HarperCollins US, 2021
40pp., pbk., RRP $A14.99
Each night after Sam the cat has made sure that the family are safely tucked in bed, she goes on a nighttime wander.
But rather than this being a tale of what she does and who she meets while she is out, this story is the impetus for exploring how maps are used to “tell us how to get from here to there” and “tell us what is where”. It is a unique introduction to the purpose of information illustrations like maps, charts and diagrams and how they can be used so that a picture does indeed, tell 1000 words.
By using an inquisitive cat whose favourite place is atop what will be the highest building in the neighbourhood (shown through a birds-eye-view map) this is a clever story that engages the reader because they become invested in Sam’s explorations rather than being confronted by dry explanations. As Sam follows her customary path, wandering farther and farther away from home, readers encounter different kinds of maps illuminating different points of view and the various spots Sam visits. Finally, when Sam reaches her favourite place and confirms that all is well, she heads back home, climbs onto a cosy bed, and falls asleep.
Thus the reader comes away with having enjoyed a story as well as new knowledge, knowledge that is consolidated by two pages of background information just to draw all the concepts together.

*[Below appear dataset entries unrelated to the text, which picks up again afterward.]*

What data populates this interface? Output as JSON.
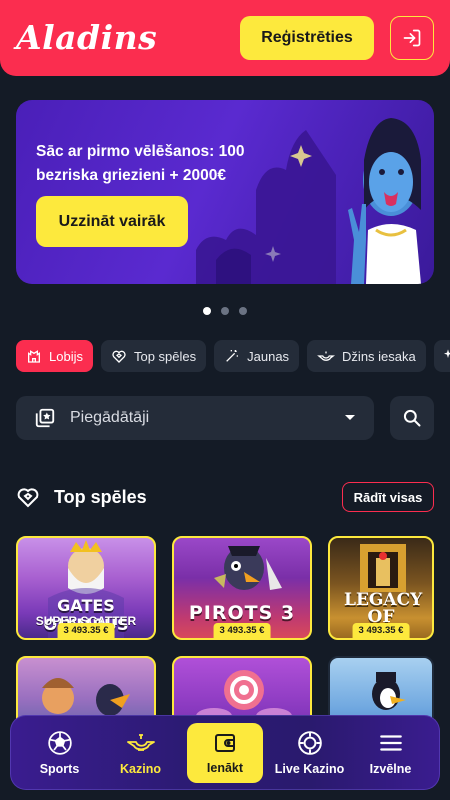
{
  "header": {
    "logo_text": "Aladins",
    "register_label": "Reģistrēties"
  },
  "banner": {
    "headline": "Sāc ar pirmo vēlēšanos: 100 bezriska griezieni + 2000€",
    "cta_label": "Uzzināt vairāk",
    "pages": 3,
    "active_page": 1
  },
  "chips": [
    {
      "label": "Lobijs",
      "icon": "castle-icon",
      "active": true
    },
    {
      "label": "Top spēles",
      "icon": "heart-diamond-icon",
      "active": false
    },
    {
      "label": "Jaunas",
      "icon": "magic-wand-icon",
      "active": false
    },
    {
      "label": "Džins iesaka",
      "icon": "genie-lamp-icon",
      "active": false
    }
  ],
  "providers": {
    "label": "Piegādātāji"
  },
  "section": {
    "title": "Top spēles",
    "show_all_label": "Rādīt visas"
  },
  "games": [
    {
      "title": "GATES OLYMPUS",
      "subtitle": "SUPER SCATTER",
      "jackpot": "3 493.35 €"
    },
    {
      "title": "PIROTS 3",
      "subtitle": "",
      "jackpot": "3 493.35 €"
    },
    {
      "title": "LEGACY OF DEAD",
      "subtitle": "",
      "jackpot": "3 493.35 €"
    },
    {
      "title": "",
      "subtitle": "",
      "jackpot": ""
    },
    {
      "title": "",
      "subtitle": "",
      "jackpot": ""
    },
    {
      "title": "",
      "subtitle": "",
      "jackpot": ""
    }
  ],
  "bottom_nav": [
    {
      "label": "Sports",
      "icon": "soccer-ball-icon"
    },
    {
      "label": "Kazino",
      "icon": "genie-lamp-icon"
    },
    {
      "label": "Ienākt",
      "icon": "wallet-icon"
    },
    {
      "label": "Live Kazino",
      "icon": "casino-chip-icon"
    },
    {
      "label": "Izvēlne",
      "icon": "hamburger-menu-icon"
    }
  ],
  "colors": {
    "brand_red": "#fb2d4f",
    "brand_yellow": "#fde93d",
    "background": "#141b26",
    "surface": "#242c39"
  }
}
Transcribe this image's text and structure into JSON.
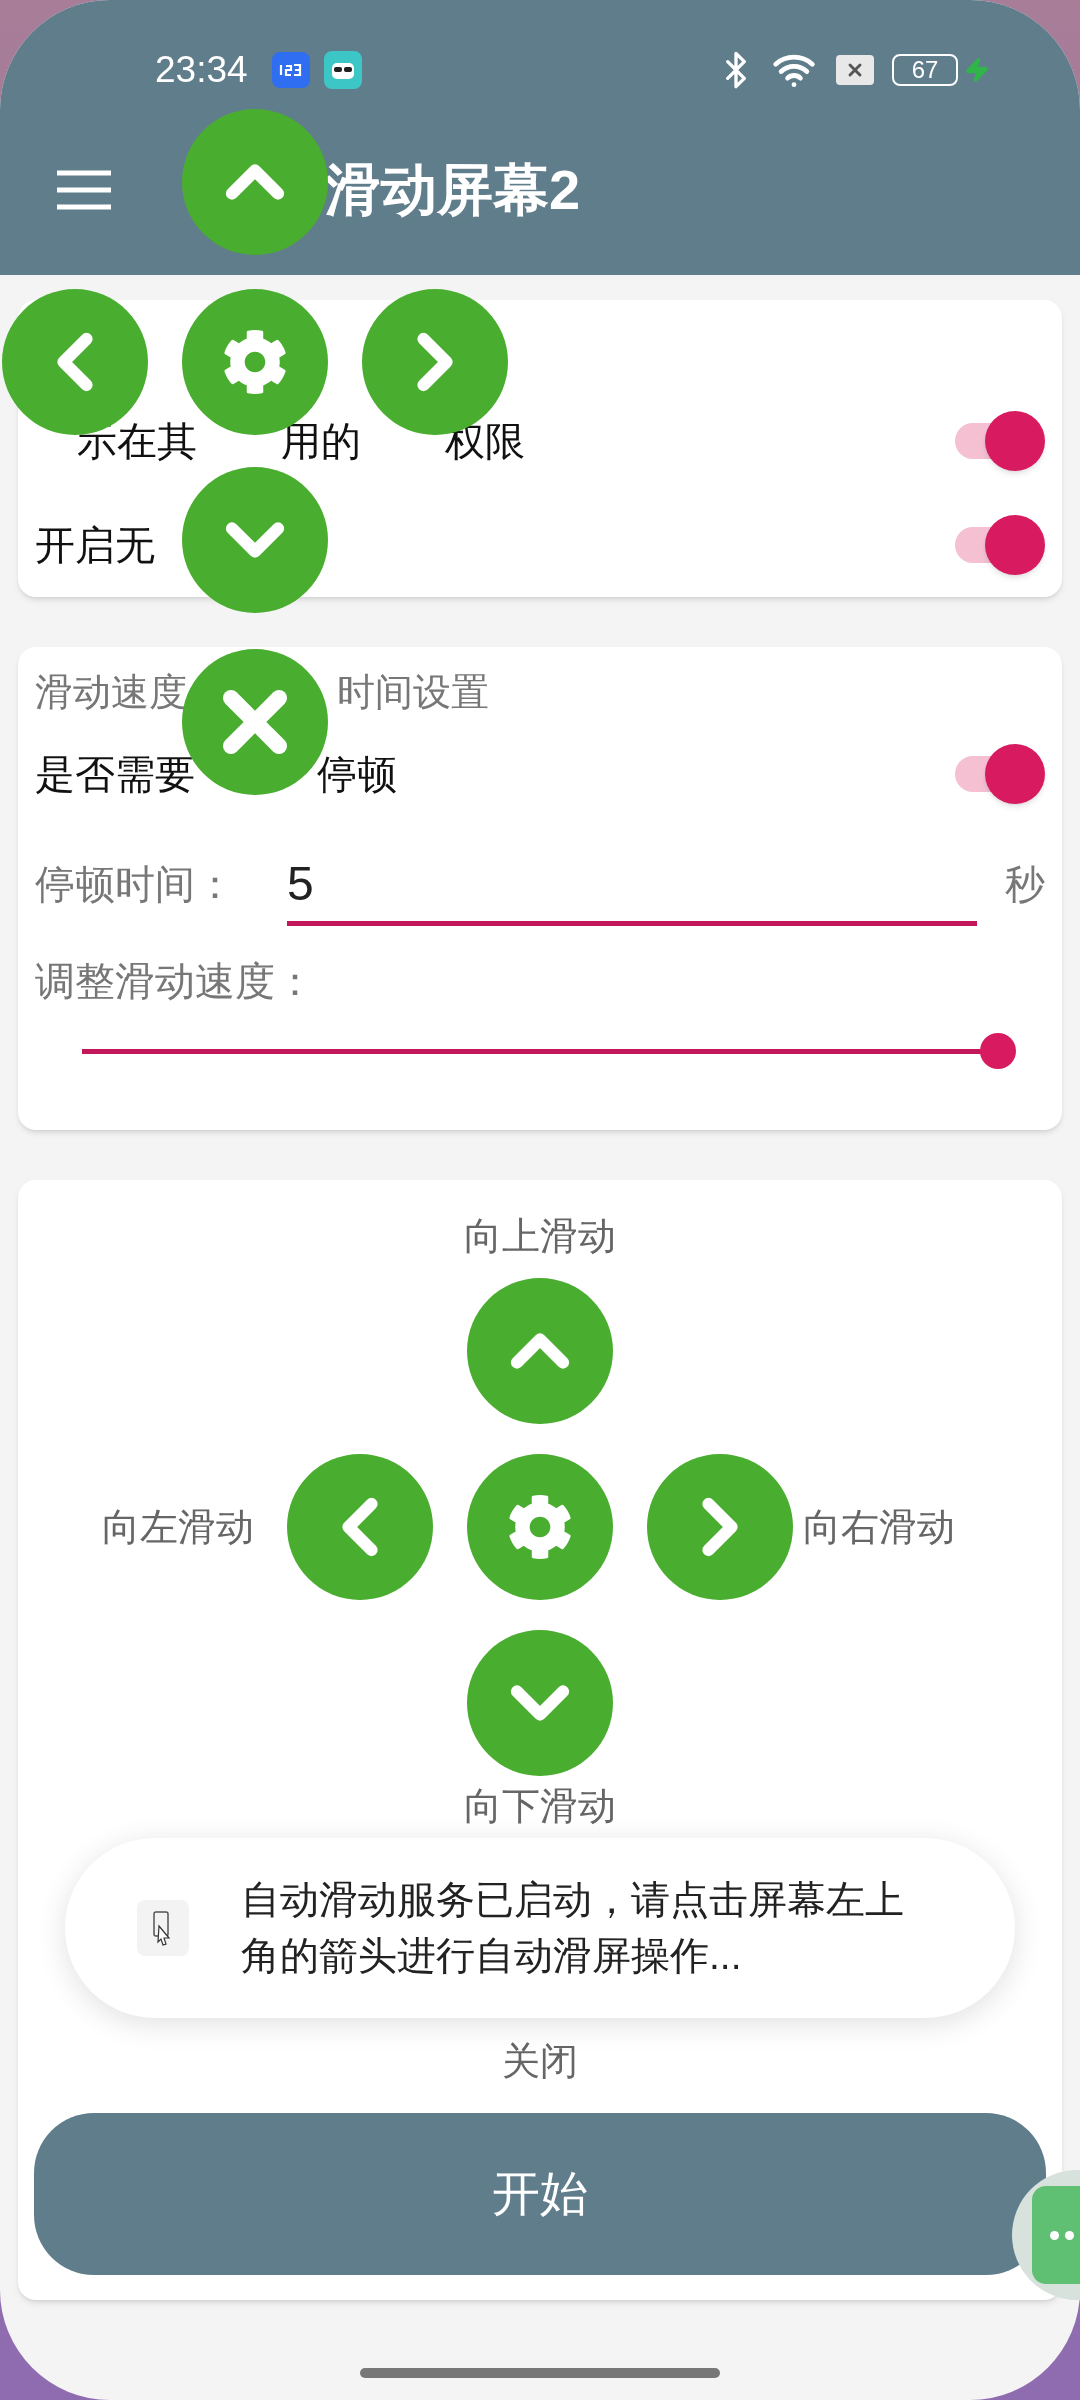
{
  "status_bar": {
    "time": "23:34",
    "battery": "67"
  },
  "app_bar": {
    "title": "滑动屏幕2"
  },
  "permissions_card": {
    "rows": [
      {
        "segments": [
          "示在其",
          "用的",
          "权限"
        ],
        "on": true
      },
      {
        "segments": [
          "开启无"
        ],
        "on": true
      }
    ]
  },
  "settings_card": {
    "title_segments": [
      "滑动速度",
      "时间设置"
    ],
    "pause_row": {
      "segments": [
        "是否需要",
        "停顿"
      ],
      "on": true
    },
    "pause_field": {
      "label": "停顿时间：",
      "value": "5",
      "unit": "秒"
    },
    "speed": {
      "label": "调整滑动速度：",
      "level": 1.0
    }
  },
  "controls_card": {
    "up": "向上滑动",
    "left": "向左滑动",
    "right": "向右滑动",
    "down": "向下滑动",
    "close": "关闭",
    "start": "开始"
  },
  "toast": {
    "message": "自动滑动服务已启动，请点击屏幕左上角的箭头进行自动滑屏操作..."
  }
}
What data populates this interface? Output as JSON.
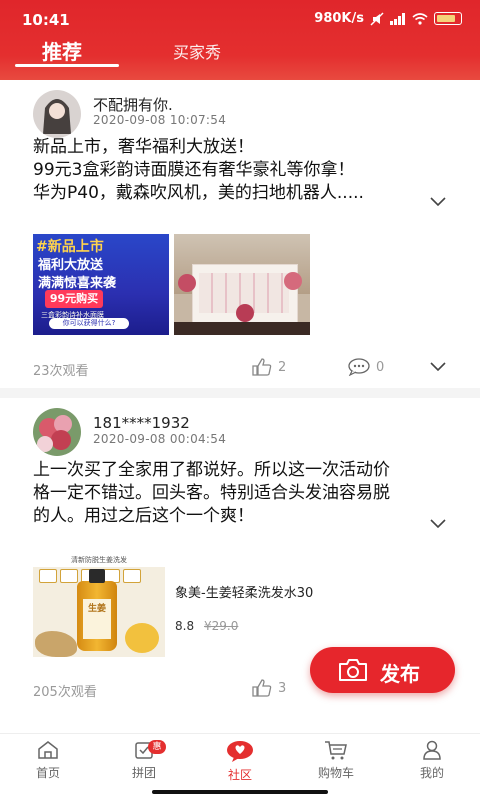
{
  "status_bar": {
    "time": "10:41",
    "net_speed": "980K/s",
    "network_type": "4G"
  },
  "tabs": [
    {
      "label": "推荐",
      "active": true
    },
    {
      "label": "买家秀",
      "active": false
    }
  ],
  "posts": [
    {
      "username": "不配拥有你.",
      "date": "2020-09-08 10:07:54",
      "text_lines": [
        "新品上市，奢华福利大放送！",
        "99元3盒彩韵诗面膜还有奢华豪礼等你拿！",
        "华为P40，戴森吹风机，美的扫地机器人.....",
        ""
      ],
      "promo_image": {
        "line1": "#新品上市",
        "line2": "福利大放送",
        "line3": "满满惊喜来袭",
        "price": "99元购买",
        "sub": "三盒彩韵诗补水面膜",
        "button": "你可以获得什么?"
      },
      "views": "23次观看",
      "likes": "2",
      "comments": "0"
    },
    {
      "username": "181****1932",
      "date": "2020-09-08 00:04:54",
      "text_lines": [
        "上一次买了全家用了都说好。所以这一次活动价",
        "格一定不错过。回头客。特别适合头发油容易脱",
        "的人。用过之后这个一个爽！"
      ],
      "product": {
        "name": "象美-生姜轻柔洗发水30",
        "price": "8.8",
        "original_price": "¥29.0",
        "image_header": "清新防脱生姜洗发",
        "image_label": "生姜"
      },
      "views": "205次观看",
      "likes": "3"
    }
  ],
  "publish_button": {
    "label": "发布"
  },
  "bottom_nav": [
    {
      "label": "首页",
      "icon": "home-icon",
      "active": false
    },
    {
      "label": "拼团",
      "icon": "group-buy-icon",
      "active": false,
      "badge": "惠"
    },
    {
      "label": "社区",
      "icon": "community-icon",
      "active": true
    },
    {
      "label": "购物车",
      "icon": "cart-icon",
      "active": false
    },
    {
      "label": "我的",
      "icon": "profile-icon",
      "active": false
    }
  ],
  "colors": {
    "brand_red": "#e42f2f",
    "muted_text": "#999999"
  }
}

For those who think that maps are confined to using the sat nav or Google maps, this is an excellent introduction to the variation and purpose of maps and the importance of being able to read, interpret and perhaps even create our own. They are so much more than the stereotype Boy Scout activity!
Teachers notes created by the author are available.